Organizations Where Average Leaders Excel

By definition most of us are average. Even though:

  • 68% of the faculty at the University of Nebraska rate themselves in the top 25% of teaching ability.
  • 90% students see themselves as more intelligent than the average student.
  • 93% of U.S. drivers put themselves in the top 50% of driving ability.
  • 92% of teachers say they are less biased than average. That one is uniquely hilarious.
  • 96% of leaders today believe they have above average people skills. Stanford University School of Business.

On average, most of us think we are above average. Leaders, like everyone else, suffer from illusory superiority.


In order to make a difference you must first believe you can. Confidence, not competence, enables beginnings. Competence without confidence is stagnation. Over confidence has its draw backs but at least it enables people to step out.

Thankfully, unjustified confidence starts you on journeys where average intelligence enables you to figure things out.


Gary Hamel, author of “What Matters Now,” told me, “We need to create organizations where average leaders can enjoy extraordinary success. The biggest constraints we face are management models not business models or strategies. We need our organizations to become more human.” (Gary is ranked #1 most influential business thinker by the Wall Street Journal.)

How management hinders leaders:

  1. Management establishes limiting controls.
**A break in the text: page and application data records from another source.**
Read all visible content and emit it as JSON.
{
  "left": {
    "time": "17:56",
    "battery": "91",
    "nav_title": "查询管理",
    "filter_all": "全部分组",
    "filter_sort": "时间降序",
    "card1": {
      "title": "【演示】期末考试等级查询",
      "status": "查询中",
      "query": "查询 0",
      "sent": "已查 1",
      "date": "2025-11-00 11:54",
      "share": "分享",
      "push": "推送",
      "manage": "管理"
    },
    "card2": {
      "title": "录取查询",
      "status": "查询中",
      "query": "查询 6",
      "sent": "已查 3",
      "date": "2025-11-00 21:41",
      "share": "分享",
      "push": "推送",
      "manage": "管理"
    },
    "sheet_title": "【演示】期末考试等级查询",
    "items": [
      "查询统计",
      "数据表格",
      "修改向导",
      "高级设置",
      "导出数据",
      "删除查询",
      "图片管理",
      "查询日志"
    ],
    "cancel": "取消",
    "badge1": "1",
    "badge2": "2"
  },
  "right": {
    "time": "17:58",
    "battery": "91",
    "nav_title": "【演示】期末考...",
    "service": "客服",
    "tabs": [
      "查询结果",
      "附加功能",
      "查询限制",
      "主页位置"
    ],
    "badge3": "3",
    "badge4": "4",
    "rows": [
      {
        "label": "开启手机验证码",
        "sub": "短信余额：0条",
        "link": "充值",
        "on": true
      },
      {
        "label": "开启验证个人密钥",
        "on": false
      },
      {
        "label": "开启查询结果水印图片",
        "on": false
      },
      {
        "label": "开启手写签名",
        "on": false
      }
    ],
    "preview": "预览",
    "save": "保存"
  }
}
People don’t enjoy being controlled, especially leaders.
  2. Management centralizes authority. Leaders give authority while maintaining responsibility.
  3. Management creates hierarchies with stagnating approvals. “Ask yourself how many levels must people fight through in order to get something done?” Hamel.

Management isn’t dead. It needs a rebirth. We must ask, what innovative management models enhance an average leaders potential to adapt and innovate during turbulent times?

Final note:

I believe “average” people possess pockets of genius that represent our greatest potential.


Have you seen management obstruct rather than fuel progress? How?

What management models allow creativity, high performance, and fulfillment?